[Page and application data records]
§ §
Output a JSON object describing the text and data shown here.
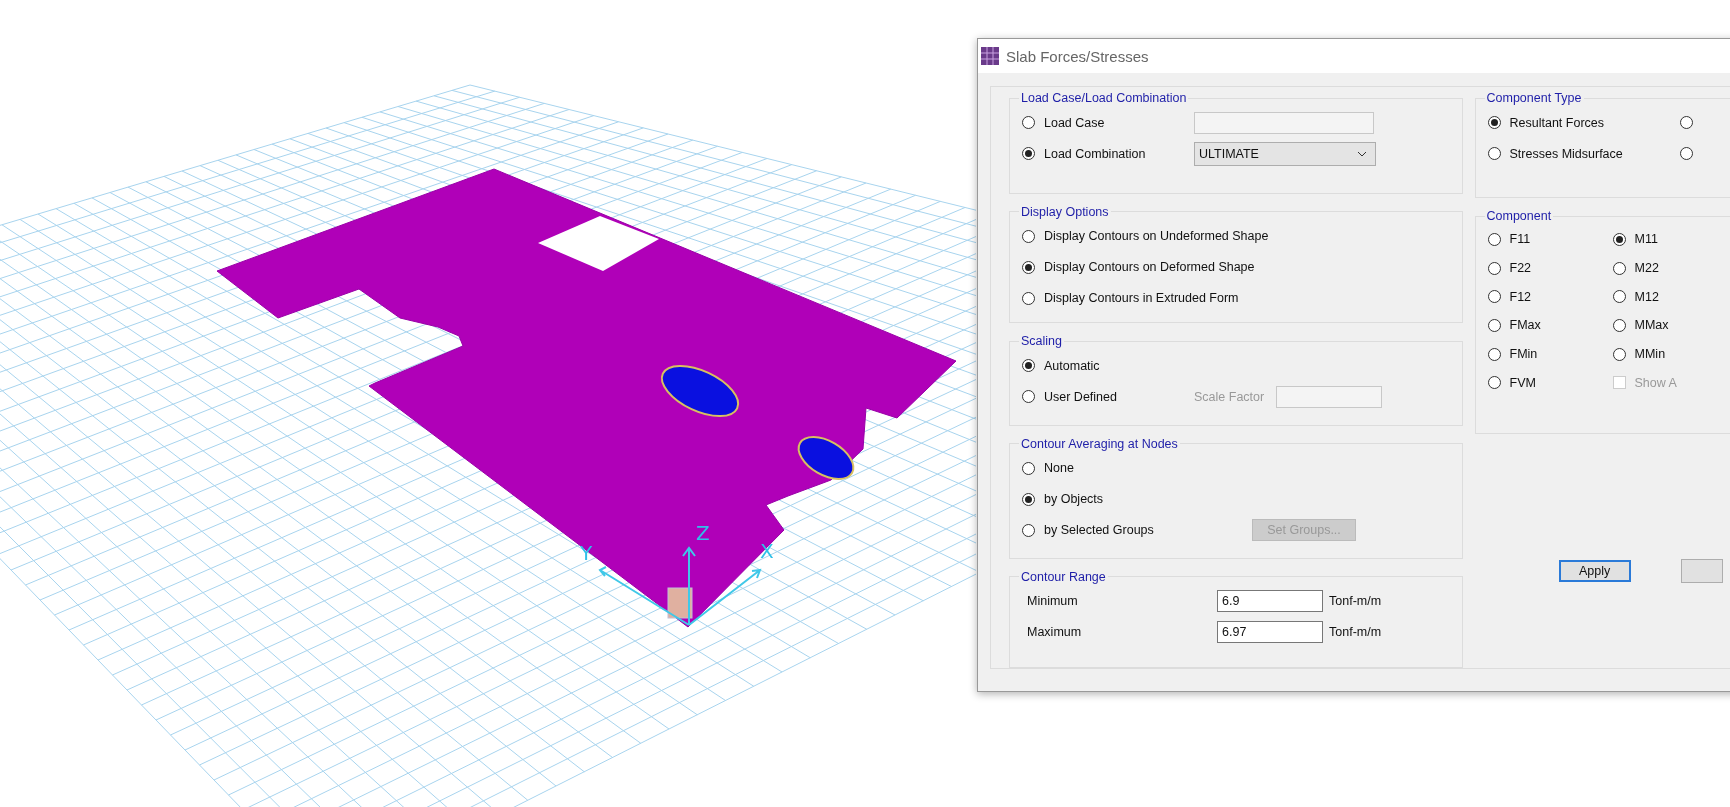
{
  "viewport": {
    "z_axis": "Z",
    "y_axis": "Y",
    "x_axis": "X"
  },
  "dialog": {
    "title": "Slab Forces/Stresses",
    "load_case_group": {
      "title": "Load Case/Load Combination",
      "options": [
        {
          "label": "Load Case",
          "selected": false
        },
        {
          "label": "Load Combination",
          "selected": true
        }
      ],
      "load_combination": "ULTIMATE"
    },
    "display_options": {
      "title": "Display Options",
      "options": [
        {
          "label": "Display Contours on Undeformed Shape",
          "selected": false
        },
        {
          "label": "Display Contours on Deformed Shape",
          "selected": true
        },
        {
          "label": "Display Contours in Extruded Form",
          "selected": false
        }
      ]
    },
    "scaling": {
      "title": "Scaling",
      "options": [
        {
          "label": "Automatic",
          "selected": true
        },
        {
          "label": "User Defined",
          "selected": false
        }
      ],
      "scale_factor_label": "Scale Factor"
    },
    "contour_averaging": {
      "title": "Contour Averaging at Nodes",
      "options": [
        {
          "label": "None",
          "selected": false
        },
        {
          "label": "by Objects",
          "selected": true
        },
        {
          "label": "by Selected Groups",
          "selected": false
        }
      ],
      "set_groups_button": "Set Groups..."
    },
    "contour_range": {
      "title": "Contour Range",
      "rows": [
        {
          "label": "Minimum",
          "value": "6.9",
          "unit": "Tonf-m/m"
        },
        {
          "label": "Maximum",
          "value": "6.97",
          "unit": "Tonf-m/m"
        }
      ]
    },
    "component_type": {
      "title": "Component Type",
      "options": [
        {
          "label": "Resultant Forces",
          "selected": true
        },
        {
          "selected": false
        },
        {
          "label": "Stresses Midsurface",
          "selected": false
        },
        {
          "selected": false
        }
      ]
    },
    "component": {
      "title": "Component",
      "options": [
        {
          "label": "F11",
          "selected": false
        },
        {
          "label": "M11",
          "selected": true
        },
        {
          "label": "F22",
          "selected": false
        },
        {
          "label": "M22",
          "selected": false
        },
        {
          "label": "F12",
          "selected": false
        },
        {
          "label": "M12",
          "selected": false
        },
        {
          "label": "FMax",
          "selected": false
        },
        {
          "label": "MMax",
          "selected": false
        },
        {
          "label": "FMin",
          "selected": false
        },
        {
          "label": "MMin",
          "selected": false
        },
        {
          "label": "FVM",
          "selected": false
        }
      ],
      "show_checkbox": {
        "label": "Show A",
        "checked": false,
        "disabled": true
      }
    },
    "apply_button": "Apply"
  }
}
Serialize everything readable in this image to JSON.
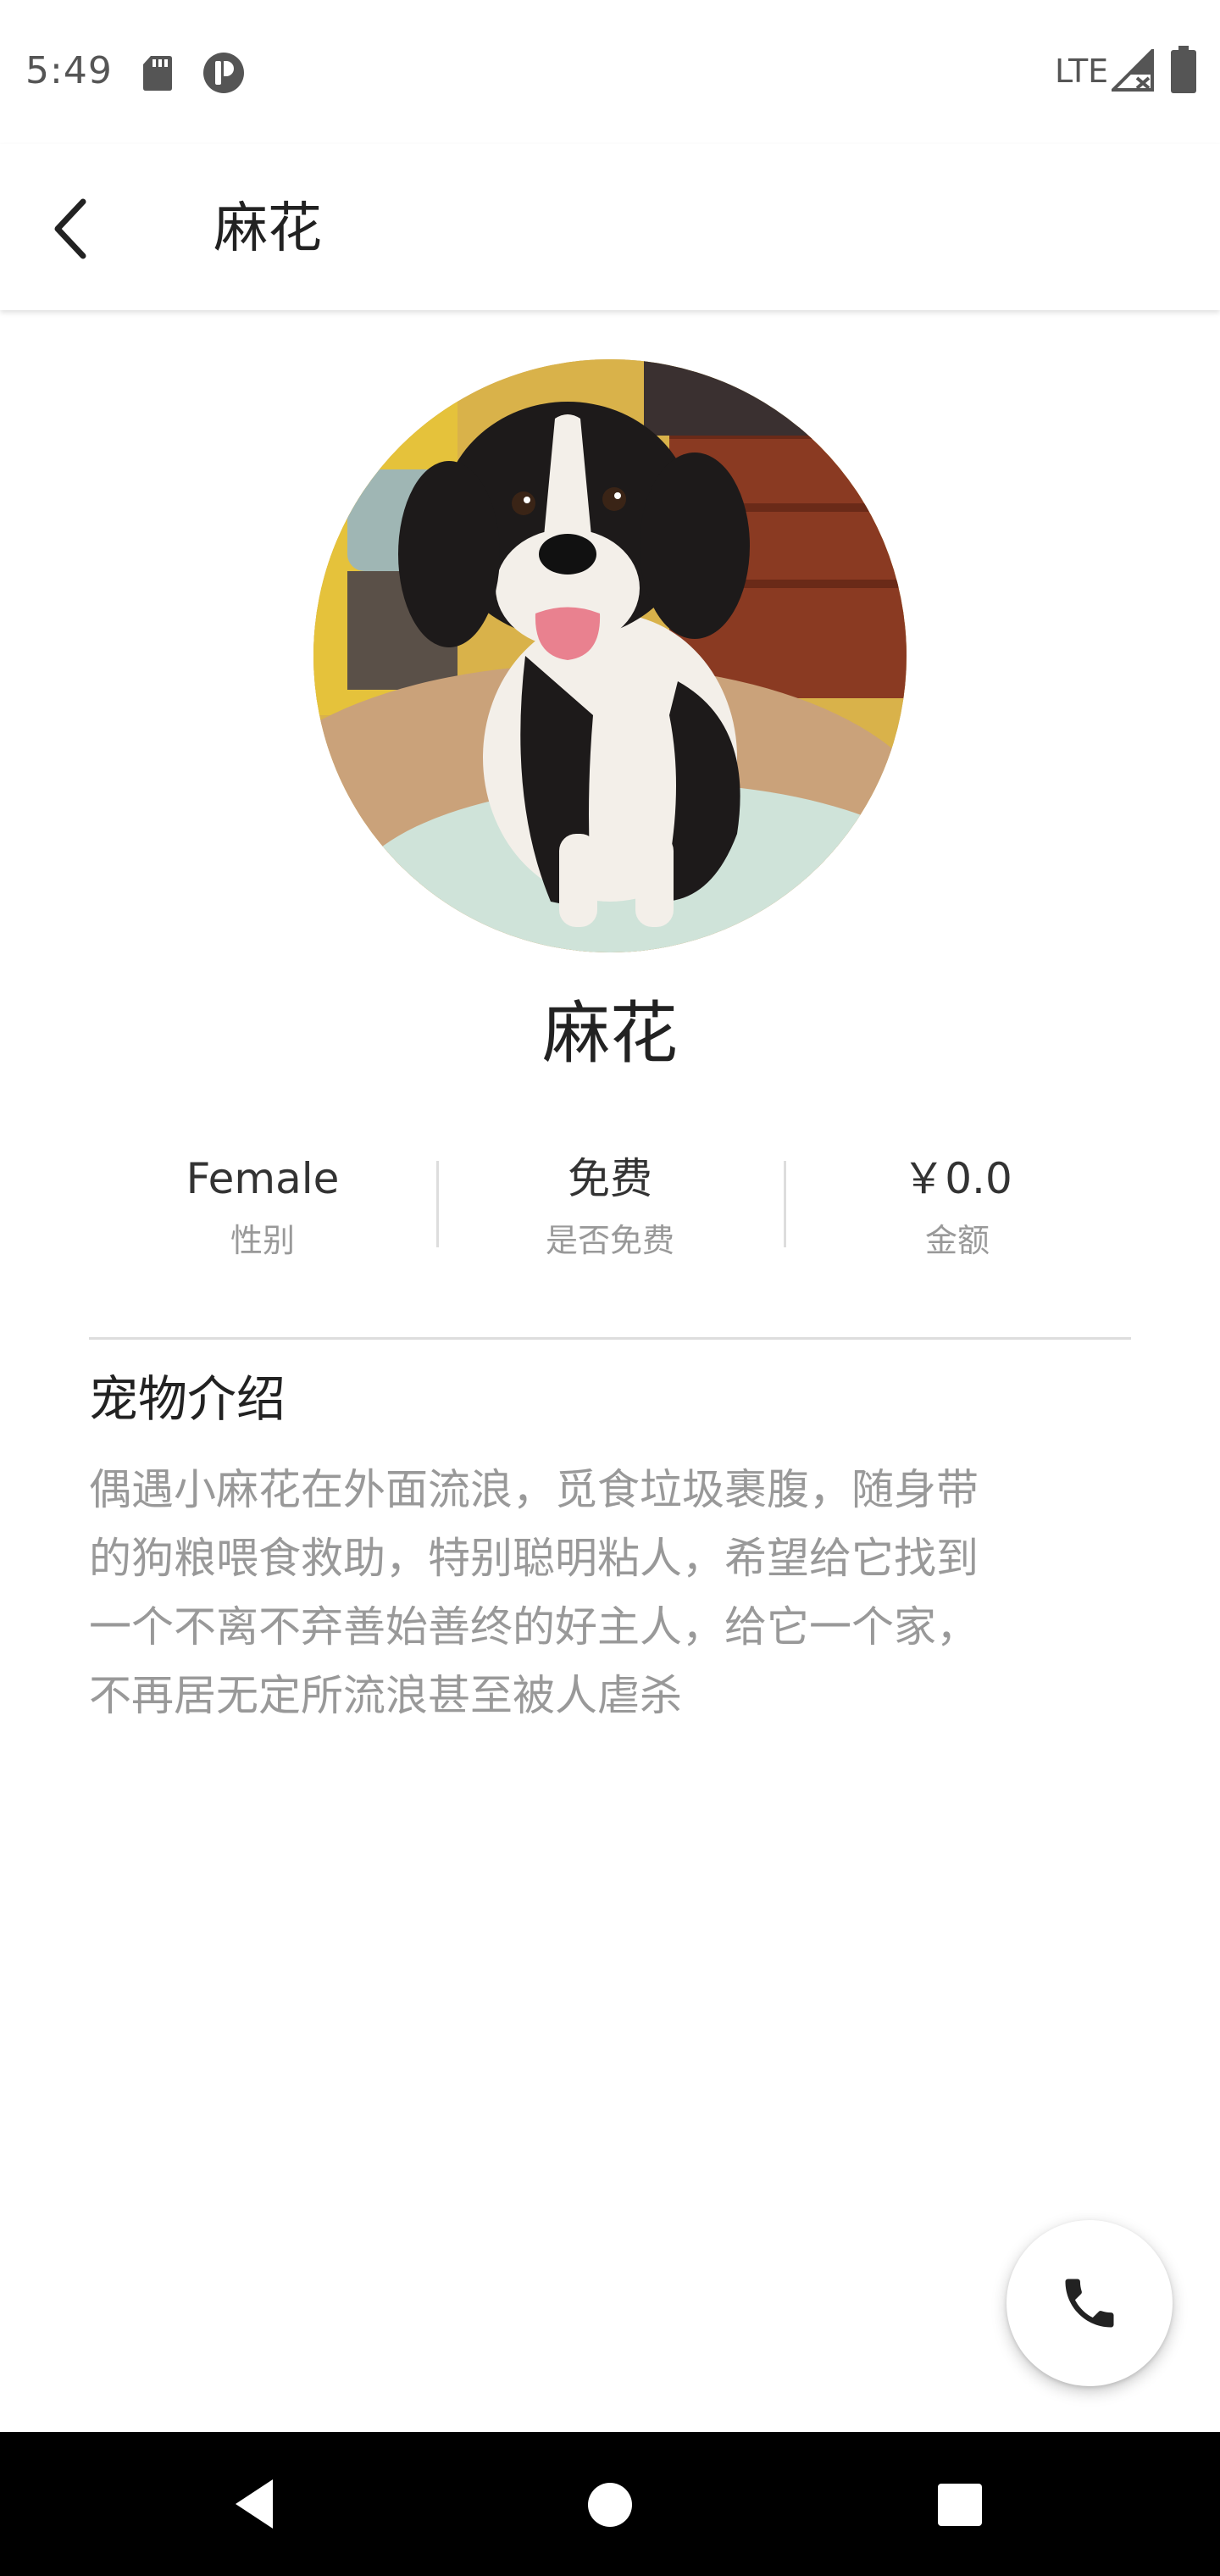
{
  "status_bar": {
    "time": "5:49",
    "network": "LTE",
    "icons": [
      "sd-card-icon",
      "p-app-icon",
      "signal-icon",
      "battery-icon"
    ]
  },
  "app_bar": {
    "title": "麻花",
    "back_icon": "chevron-left-icon"
  },
  "pet": {
    "name": "麻花",
    "photo_description_icon": "dog-photo",
    "stats": [
      {
        "value": "Female",
        "label": "性别"
      },
      {
        "value": "免费",
        "label": "是否免费"
      },
      {
        "value": "￥0.0",
        "label": "金额"
      }
    ]
  },
  "intro": {
    "title": "宠物介绍",
    "lines": [
      "偶遇小麻花在外面流浪，觅食垃圾裹腹，随身带",
      "的狗粮喂食救助，特别聪明粘人，希望给它找到",
      "一个不离不弃善始善终的好主人，给它一个家，",
      "不再居无定所流浪甚至被人虐杀"
    ]
  },
  "fab": {
    "icon": "phone-icon"
  },
  "nav_bar": {
    "icons": [
      "nav-back-icon",
      "nav-home-icon",
      "nav-recent-icon"
    ]
  },
  "colors": {
    "primary_text": "#222222",
    "secondary_text": "#999999",
    "divider": "#dddddd",
    "nav_bar": "#000000"
  }
}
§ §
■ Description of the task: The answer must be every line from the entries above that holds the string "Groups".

■ Solution to the exercise:
          "label": "by Selected Groups",
      "set_groups_button": "Set Groups..."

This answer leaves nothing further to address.